CHAPTER II. ORIGIN OF THE GREEKS AND THE HEROIC AGE.
No nation possesses a history till events are recorded in written documents; and it was not till the epoch known by the name of the First Olympiad, corresponding to the year 776 B.C., that the Greeks began to employ writing as a means for perpetuating the memory of any historical facts. Before that period everything is vague and uncertain; and the exploits of the heroes related by the poets must not be regarded as historical facts.

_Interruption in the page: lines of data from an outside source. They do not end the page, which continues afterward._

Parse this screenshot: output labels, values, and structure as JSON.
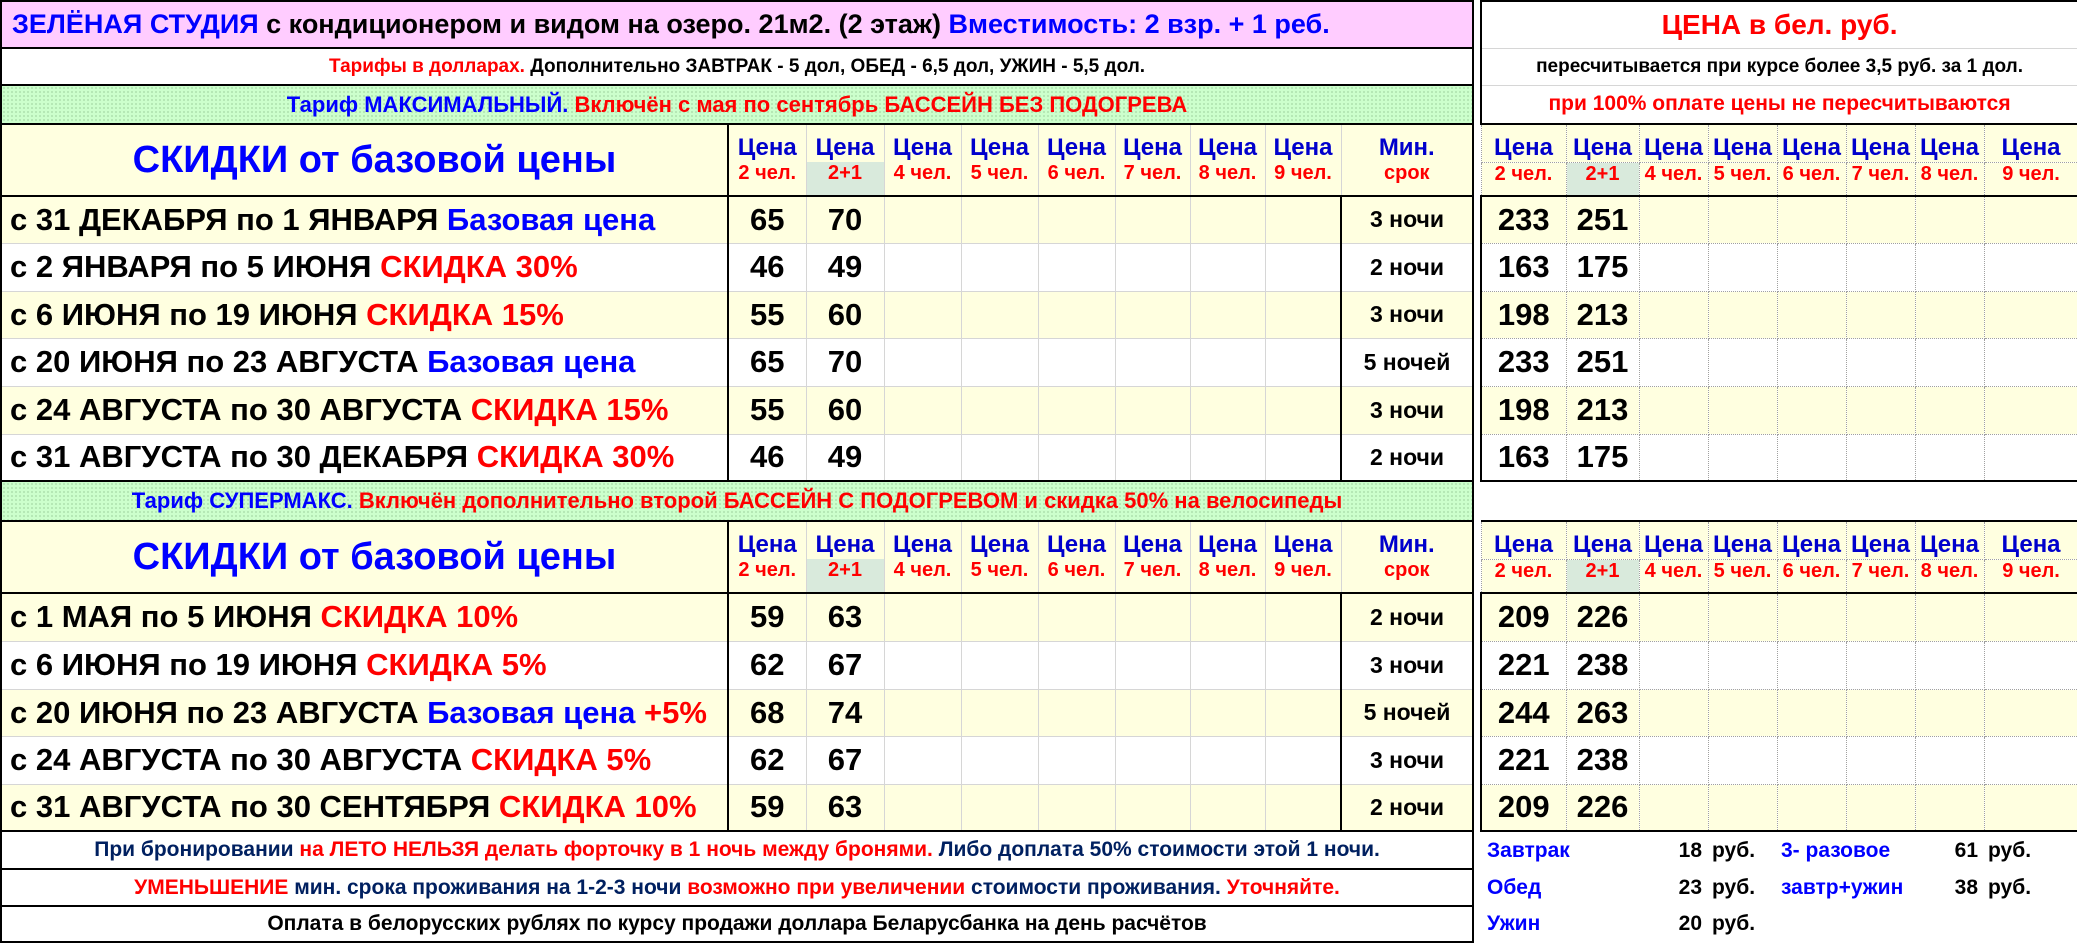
{
  "title": {
    "green_studio": "ЗЕЛЁНАЯ СТУДИЯ",
    "rest": " с кондиционером и видом на озеро. 21м2. (2 этаж) ",
    "capacity": "Вместимость: 2 взр. + 1 реб."
  },
  "tariffs_line": {
    "red": "Тарифы в долларах.",
    "black": " Дополнительно ЗАВТРАК - 5 дол, ОБЕД - 6,5 дол, УЖИН - 5,5 дол."
  },
  "tariff_max": {
    "blue": "Тариф МАКСИМАЛЬНЫЙ.",
    "red": " Включён с мая по сентябрь БАССЕЙН БЕЗ ПОДОГРЕВА"
  },
  "tariff_super": {
    "blue": "Тариф СУПЕРМАКС.",
    "red": " Включён дополнительно второй БАССЕЙН С ПОДОГРЕВОМ и скидка 50% на велосипеды"
  },
  "discounts_heading": "СКИДКИ от базовой цены",
  "col_top": [
    "Цена",
    "Цена",
    "Цена",
    "Цена",
    "Цена",
    "Цена",
    "Цена",
    "Цена",
    "Мин."
  ],
  "col_bot": [
    "2 чел.",
    "2+1",
    "4 чел.",
    "5 чел.",
    "6 чел.",
    "7 чел.",
    "8 чел.",
    "9 чел.",
    "срок"
  ],
  "rcol_top": [
    "Цена",
    "Цена",
    "Цена",
    "Цена",
    "Цена",
    "Цена",
    "Цена",
    "Цена"
  ],
  "rcol_bot": [
    "2 чел.",
    "2+1",
    "4 чел.",
    "5 чел.",
    "6 чел.",
    "7 чел.",
    "8 чел.",
    "9 чел."
  ],
  "section1_rows": [
    {
      "label": "с 31 ДЕКАБРЯ по 1 ЯНВАРЯ ",
      "tag": "Базовая цена",
      "tag_color": "blue",
      "tag_extra": "",
      "usd2": "65",
      "usd3": "70",
      "nights": "3 ночи",
      "byn2": "233",
      "byn3": "251"
    },
    {
      "label": "с 2 ЯНВАРЯ по 5 ИЮНЯ ",
      "tag": "СКИДКА 30%",
      "tag_color": "red",
      "tag_extra": "",
      "usd2": "46",
      "usd3": "49",
      "nights": "2 ночи",
      "byn2": "163",
      "byn3": "175"
    },
    {
      "label": "с 6 ИЮНЯ по 19 ИЮНЯ ",
      "tag": "СКИДКА 15%",
      "tag_color": "red",
      "tag_extra": "",
      "usd2": "55",
      "usd3": "60",
      "nights": "3 ночи",
      "byn2": "198",
      "byn3": "213"
    },
    {
      "label": "с 20 ИЮНЯ по 23 АВГУСТА ",
      "tag": "Базовая цена",
      "tag_color": "blue",
      "tag_extra": "",
      "usd2": "65",
      "usd3": "70",
      "nights": "5 ночей",
      "byn2": "233",
      "byn3": "251"
    },
    {
      "label": "с 24 АВГУСТА по 30 АВГУСТА ",
      "tag": "СКИДКА 15%",
      "tag_color": "red",
      "tag_extra": "",
      "usd2": "55",
      "usd3": "60",
      "nights": "3 ночи",
      "byn2": "198",
      "byn3": "213"
    },
    {
      "label": "с 31 АВГУСТА по 30 ДЕКАБРЯ  ",
      "tag": "СКИДКА 30%",
      "tag_color": "red",
      "tag_extra": "",
      "usd2": "46",
      "usd3": "49",
      "nights": "2 ночи",
      "byn2": "163",
      "byn3": "175"
    }
  ],
  "section2_rows": [
    {
      "label": "с 1 МАЯ по 5 ИЮНЯ ",
      "tag": "СКИДКА 10%",
      "tag_color": "red",
      "tag_extra": "",
      "usd2": "59",
      "usd3": "63",
      "nights": "2 ночи",
      "byn2": "209",
      "byn3": "226"
    },
    {
      "label": "с 6 ИЮНЯ по 19 ИЮНЯ ",
      "tag": "СКИДКА 5%",
      "tag_color": "red",
      "tag_extra": "",
      "usd2": "62",
      "usd3": "67",
      "nights": "3 ночи",
      "byn2": "221",
      "byn3": "238"
    },
    {
      "label": "с 20 ИЮНЯ по 23 АВГУСТА ",
      "tag": "Базовая цена",
      "tag_color": "blue",
      "tag_extra": " +5%",
      "usd2": "68",
      "usd3": "74",
      "nights": "5 ночей",
      "byn2": "244",
      "byn3": "263"
    },
    {
      "label": "с 24 АВГУСТА по 30 АВГУСТА ",
      "tag": "СКИДКА 5%",
      "tag_color": "red",
      "tag_extra": "",
      "usd2": "62",
      "usd3": "67",
      "nights": "3 ночи",
      "byn2": "221",
      "byn3": "238"
    },
    {
      "label": "с 31 АВГУСТА по 30 СЕНТЯБРЯ  ",
      "tag": "СКИДКА 10%",
      "tag_color": "red",
      "tag_extra": "",
      "usd2": "59",
      "usd3": "63",
      "nights": "2 ночи",
      "byn2": "209",
      "byn3": "226"
    }
  ],
  "footer1": {
    "a": "При бронировании ",
    "b": "на ЛЕТО НЕЛЬЗЯ делать форточку в 1 ночь между бронями.",
    "c": " Либо доплата 50% стоимости этой 1 ночи."
  },
  "footer2": {
    "a": "УМЕНЬШЕНИЕ",
    "b": " мин. срока проживания на 1-2-3 ночи ",
    "c": "возможно при увеличении",
    "d": " стоимости проживания. ",
    "e": "Уточняйте."
  },
  "footer3": "Оплата в белорусских рублях по курсу продажи доллара Беларусбанка на день расчётов",
  "price_byn": "ЦЕНА в бел. руб.",
  "recalc": "пересчитывается при курсе более 3,5 руб. за 1 дол.",
  "no_recalc": "при 100% оплате цены не пересчитываются",
  "meals": {
    "breakfast": "Завтрак",
    "breakfast_price": "18",
    "lunch": "Обед",
    "lunch_price": "23",
    "dinner": "Ужин",
    "dinner_price": "20",
    "three": "3- разовое",
    "three_price": "61",
    "bd": "завтр+ужин",
    "bd_price": "38",
    "unit": "руб."
  }
}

The PELASGIANS are universally represented as the most ancient inhabitants of Greece. They were spread over the Italian as well as the Grecian peninsula; and the Pelasgic language thus formed the basis of the Latin as well as of the Greek. They were divided into several tribes, of which the Hellenes were probably one: at any rate, this people, who originally dwelt in the south of Thessaly, gradually spread over the rest of Greece. The Pelasgians disappeared before them, or were incorporated with them, and their dialect became the language of Greece. The Hellenes considered themselves the descendants of one common ancestor, Hellen, the son of Deucalion and Pyrrha. To Hellen were ascribed three sons, Dorus, Xuthus, and AEolus. Of these Dorus and AEolus gave their names to the DORIANS and AEOLIANS; and Xuthus; through his two sons Ion and Achaeus, became the forefather of the IONIANS and ACHAEANS. Thus the Greeks accounted for the origin of the four great divisions of their race. The descent of the Hellenes from a common ancestor, Hellen, was a fundamental article in the popular faith. It was a general practice in antiquity to invent fictitious persons for the purpose of explaining names of which the origin was buried in obscurity. It was in this way that Hellen and his sons came into being; but though they never had any real existence, the tales about them may be regarded as the traditional history of the races to whom they gave their names.
The civilization of the Greeks and the development of their language bear all the marks of home growth, and probably were little affected by foreign influence. The traditions, however, of the Greeks would point to a contrary conclusion. It was a general belief among them that the Pelasgians were reclaimed from barbarism by Oriental strangers, who settled in the country and introduced among the rude inhabitants the first elements of civilization. Attica is said to have been indebted for the arts of civilized life to Cecrops, a native of Sais in Egypt. To him is ascribed the foundation of the city of Athens, the institution of marriage, and the introduction of religious rites and ceremonies. Argos, in like manner, is said to have been founded by the Egyptian Danaus, who fled to Greece with his fifty daughters, to escape from the persecution of their suitors, the fifty sons of his brother AEgyptus. The Egyptian stranger was elected king by the natives, and from him the tribe of the Danai derived their name, which Homer frequently uses as a general appellation for the Greeks. Another colony was the one led from Asia by Pelops, from whom the southern peninsula of Greece derived its name of Peloponnesus. Pelops is represented as a Phrygian, and the son of the wealthy king Tantalus. He became king of Mycenae, and the founder of a powerful dynasty, one of the most renowned in the Heroic age of Greece. From him was descended Agamemnon, who led the Grecian host against Troy.
The tale of the Phoenician colony, conducted by Cadmus, and which founded Thebes in Boeotia, rests upon a different basis. Whether there was such a person as the Phoenician Cadmus, and whether he built the town called Cadmea, which afterwards became the citadel of Thebes, as the ancient legends relate, cannot be determined; but it is certain that the Greeks were indebted to the Phoenicians for the art of writing; for both the names and the forms of the letters in the Greek alphabet are evidently derived from the Phoenician. With this exception the Oriental strangers left no permanent traces of their settlements in Greece; and the population of the country continued to be essentially Grecian, uncontaminated by any foreign elements.
The age of the heroes, from the first appearance of the Hellenes in Thessaly to the return of the Greeks from Troy, was supposed to be a period of about two hundred years. These heroes were believed to be a noble race of beings, possessing a superhuman though not a divine nature, and superior to ordinary men in strength of body and greatness of soul.
Among the heroes three stand conspicuously forth: Hercules, the national hero of Greece; Theseus, the hero of Attica; and Minos, king of Crete, the principal founder of Grecian law and civilization.
Hercules was the son of Zeus (Jupiter) and Alcmena; but the jealous anger of Hera (Juno) raised up against him an opponent and a master in the person of Eurystheus at whose bidding the greatest of all heroes was to achieve those wonderful labours which filled the whole world with his fame. In these are realized, on a magnificent scale, the two great objects of ancient heroism, the destruction of physical and moral evil, and the acquisition of wealth and power. Such, for instance, are the labours in which he destroys the terrible Nemean lion and Lernean hydra, carries off the girdle of Ares from Hippolyte, queen of the Amazons, and seizes the golden apples of the Hesperides, guarded by a hundred-headed dragon.